I also tagged along with Phil’s class to a fondue dinner at Beizli our second week in town.
The meal started off with what I’ve come to call a Swiss-style salad. The lettuces and greens here are amazing and there are many unusual varieties available. The salads usually have little separate mounds of grated carrot, beets, corn, and sometimes cucumber, with a pile of greens on top. The typical dressing is called French, but it’s actually uniquely Swiss. It’s mayonnaise-based, creamy with various herbs and a vinegary tang.
Being the silly American that I am, I expected the fondue to come with an assortment of vegetables and breads for dipping into the vat of molten cheese. However, we got a bucket of bread cubes and that was it.
You’re meant to dip the bread cubes into a glass of kirsch, local cherry brandy, before dipping it into the cheese sauce, which also had what seemed like two full bottles of kirsch in it.
I took a sip of the kirsch and about fell off my chair. Not learning from my mistake, I dipped my bread into the kirsch and then dipped it into the cheese and again, about fell off my chair. I didn’t do the double dip-de-dip again. For me, the alcohol flavor was way too overpowering even without double dipping.
As the cheese bubbled away and some of the alcohol from the kirsch evaporated, I began to be able to taste the subtle flavors of the Gruyere and Emmental cheeses and detected a hint of garlic.
I’ve made my own version of the Swiss salad at home, throwing some celeriac in the mix for good measure.
I’ve also gone crazy making barley vegetable cream soup…
Alpine macaroni with potatoes and cream and haricots vert, lasagna and warm weather cheesy baked pastas and bolognese and pies, like this veal and vegetable pie with a potato crust…

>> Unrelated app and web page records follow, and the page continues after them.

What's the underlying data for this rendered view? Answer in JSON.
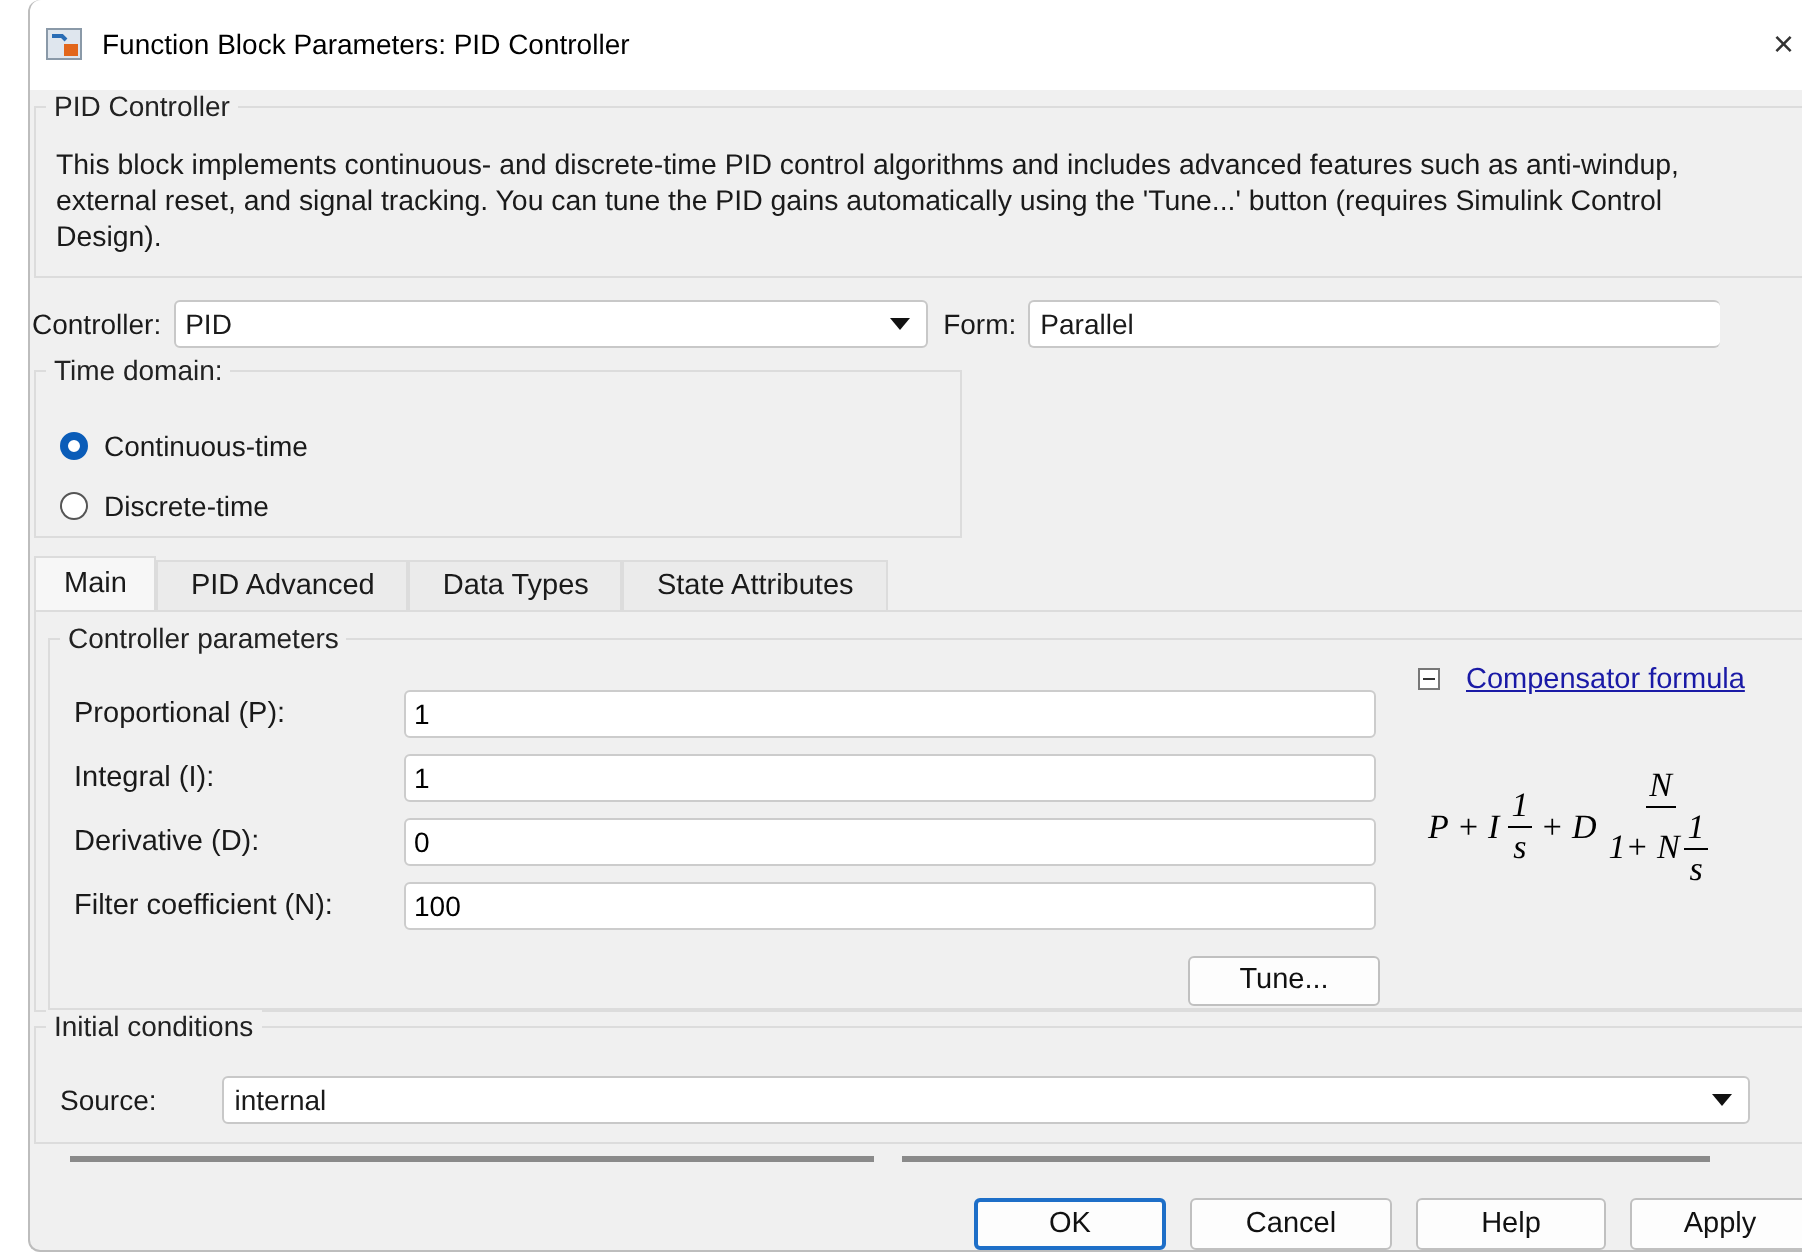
{
  "window": {
    "title": "Function Block Parameters: PID Controller",
    "close": "×"
  },
  "description": {
    "title": "PID Controller",
    "text": "This block implements continuous- and discrete-time PID control algorithms and includes advanced features such as anti-windup, external reset, and signal tracking. You can tune the PID gains automatically using the 'Tune...' button (requires Simulink Control Design)."
  },
  "controller": {
    "label": "Controller:",
    "value": "PID"
  },
  "form": {
    "label": "Form:",
    "value": "Parallel"
  },
  "time_domain": {
    "title": "Time domain:",
    "options": [
      {
        "label": "Continuous-time",
        "selected": true
      },
      {
        "label": "Discrete-time",
        "selected": false
      }
    ]
  },
  "tabs": [
    {
      "label": "Main",
      "selected": true
    },
    {
      "label": "PID Advanced",
      "selected": false
    },
    {
      "label": "Data Types",
      "selected": false
    },
    {
      "label": "State Attributes",
      "selected": false
    }
  ],
  "controller_parameters": {
    "title": "Controller parameters",
    "fields": [
      {
        "label": "Proportional (P):",
        "value": "1"
      },
      {
        "label": "Integral (I):",
        "value": "1"
      },
      {
        "label": "Derivative (D):",
        "value": "0"
      },
      {
        "label": "Filter coefficient (N):",
        "value": "100"
      }
    ],
    "tune_button": "Tune...",
    "formula_link": {
      "label": "Compensator formula",
      "expanded": true
    },
    "formula": [
      {
        "kind": "text",
        "text": "P + I"
      },
      {
        "kind": "frac",
        "num": [
          {
            "kind": "text",
            "text": "1"
          }
        ],
        "den": [
          {
            "kind": "text",
            "text": "s"
          }
        ]
      },
      {
        "kind": "text",
        "text": "+ D"
      },
      {
        "kind": "frac",
        "num": [
          {
            "kind": "text",
            "text": "N"
          }
        ],
        "den": [
          {
            "kind": "text",
            "text": "1+ N"
          },
          {
            "kind": "frac",
            "num": [
              {
                "kind": "text",
                "text": "1"
              }
            ],
            "den": [
              {
                "kind": "text",
                "text": "s"
              }
            ]
          }
        ]
      }
    ]
  },
  "initial_conditions": {
    "title": "Initial conditions",
    "source_label": "Source:",
    "source_value": "internal"
  },
  "buttons": [
    {
      "label": "OK",
      "focused": true
    },
    {
      "label": "Cancel",
      "focused": false
    },
    {
      "label": "Help",
      "focused": false
    },
    {
      "label": "Apply",
      "focused": false
    }
  ]
}
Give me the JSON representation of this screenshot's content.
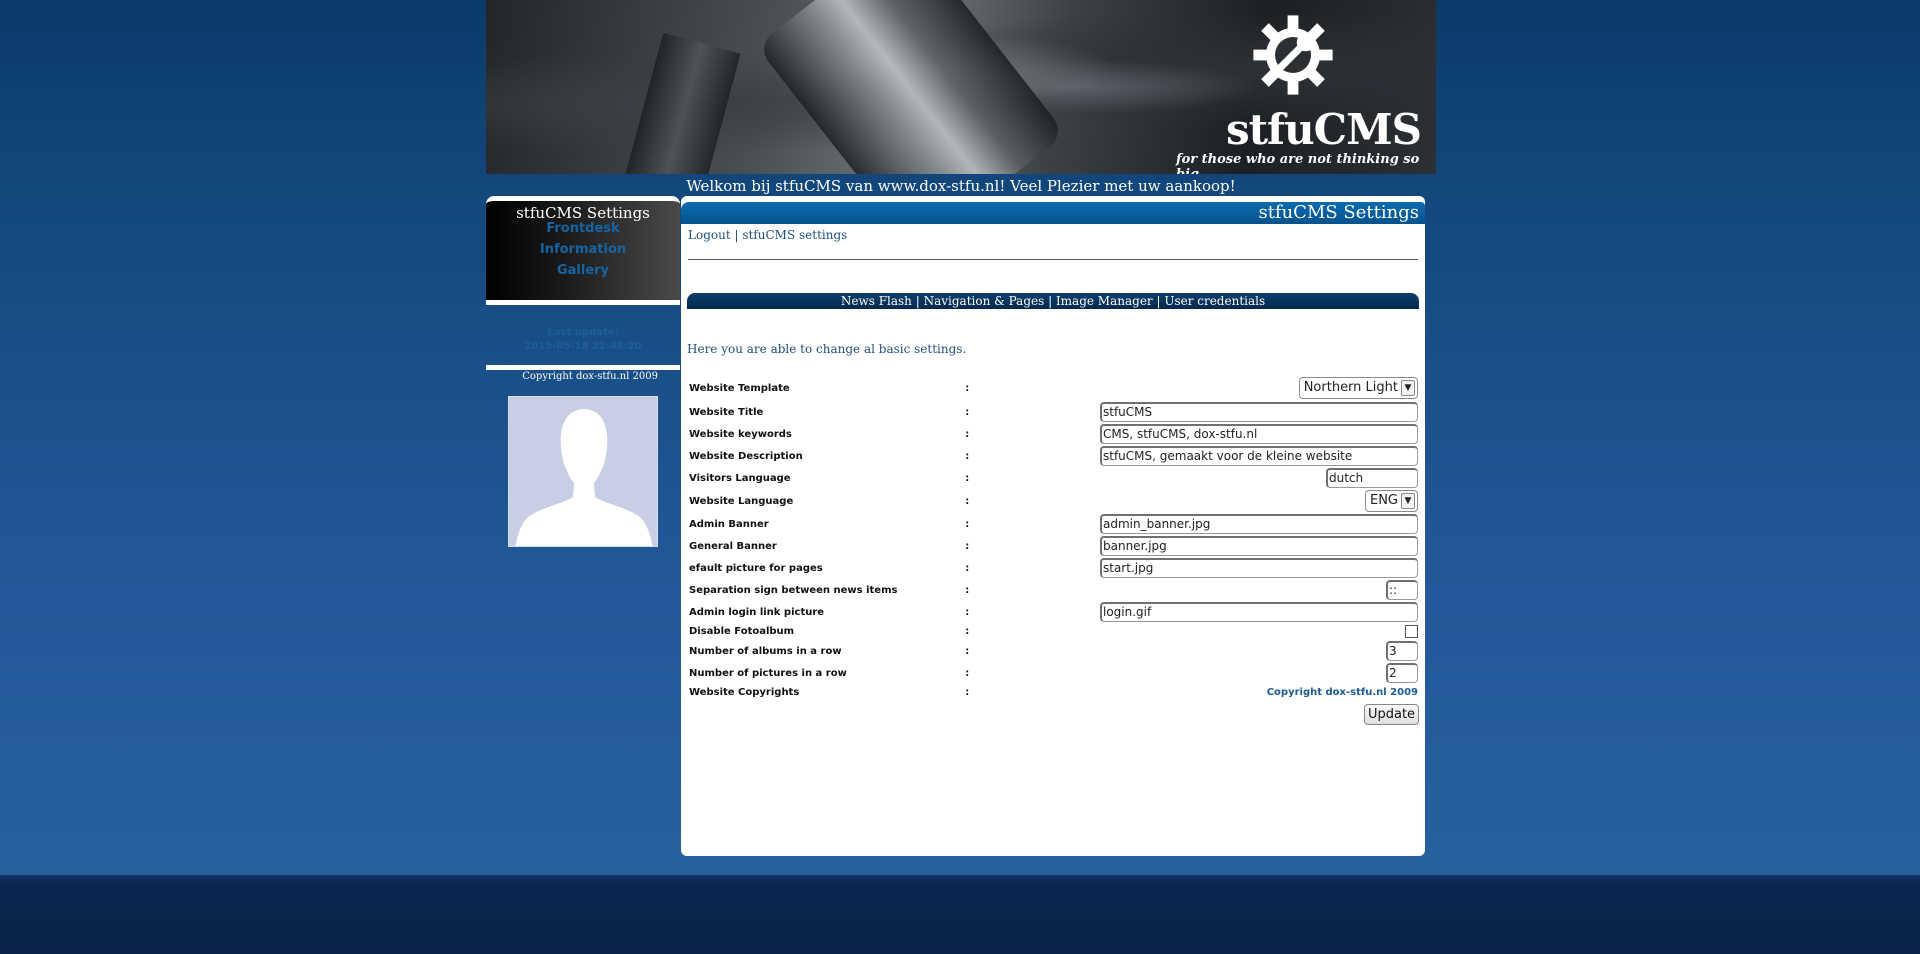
{
  "banner": {
    "logo_name": "stfuCMS",
    "tagline": "for those who are not thinking so big.."
  },
  "welcome": "Welkom bij stfuCMS van www.dox-stfu.nl! Veel Plezier met uw aankoop!",
  "left_menu": {
    "title": "stfuCMS Settings",
    "items": [
      "Frontdesk",
      "Information",
      "Gallery"
    ],
    "last_update_label": "Last update:",
    "last_update_value": "2015-05-18 22:48:20",
    "copyright": "Copyright dox-stfu.nl 2009"
  },
  "main": {
    "header": "stfuCMS Settings",
    "toplinks": {
      "logout": "Logout",
      "sep": " | ",
      "settings": "stfuCMS settings"
    },
    "subnav": [
      "News Flash",
      "Navigation & Pages",
      "Image Manager",
      "User credentials"
    ],
    "subnav_sep": " | ",
    "intro": "Here you are able to change al basic settings.",
    "colon": ":",
    "rows": [
      {
        "label": "Website Template",
        "type": "select",
        "value": "Northern Light"
      },
      {
        "label": "Website Title",
        "type": "text",
        "value": "stfuCMS"
      },
      {
        "label": "Website keywords",
        "type": "text",
        "value": "CMS, stfuCMS, dox-stfu.nl"
      },
      {
        "label": "Website Description",
        "type": "text",
        "value": "stfuCMS, gemaakt voor de kleine website"
      },
      {
        "label": "Visitors Language",
        "type": "text-short",
        "value": "dutch"
      },
      {
        "label": "Website Language",
        "type": "select-short",
        "value": "ENG"
      },
      {
        "label": "Admin Banner",
        "type": "text",
        "value": "admin_banner.jpg"
      },
      {
        "label": "General Banner",
        "type": "text",
        "value": "banner.jpg"
      },
      {
        "label": "efault picture for pages",
        "type": "text",
        "value": "start.jpg"
      },
      {
        "label": "Separation sign between news items",
        "type": "text-tiny",
        "value": "::"
      },
      {
        "label": "Admin login link picture",
        "type": "text",
        "value": "login.gif"
      },
      {
        "label": "Disable Fotoalbum",
        "type": "checkbox",
        "value": ""
      },
      {
        "label": "Number of albums in a row",
        "type": "text-tiny",
        "value": "3"
      },
      {
        "label": "Number of pictures in a row",
        "type": "text-tiny",
        "value": "2"
      },
      {
        "label": "Website Copyrights",
        "type": "static",
        "value": "Copyright dox-stfu.nl 2009"
      }
    ],
    "update_label": "Update"
  }
}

Everything is inevitably accompanied by a loaf of bread. Man, I tell you what, the bread is probably my favorite food-related thing about this country. I missed good bread while living in Australia (sorry Aussie friends) and jeez I sure am making up for it here. Most of the time it has a sour note to it, always crisp on the outside and soft and chewy on the inside, oftentimes with different seeds and sometimes made with potato dough. Even the convenience store right next to our apartment has the best bread I have ever tasted. Heck yeah! Bread for breakfast lunch and dinner. Lots of cheese, butter, and cream. Lots of sitting around my apartment writing. Lots of weight being gained. Lots of fun being had!
Stay tuned later this week for tales from medieval Bern, elegant Lucerne, and cheesy Appenzell!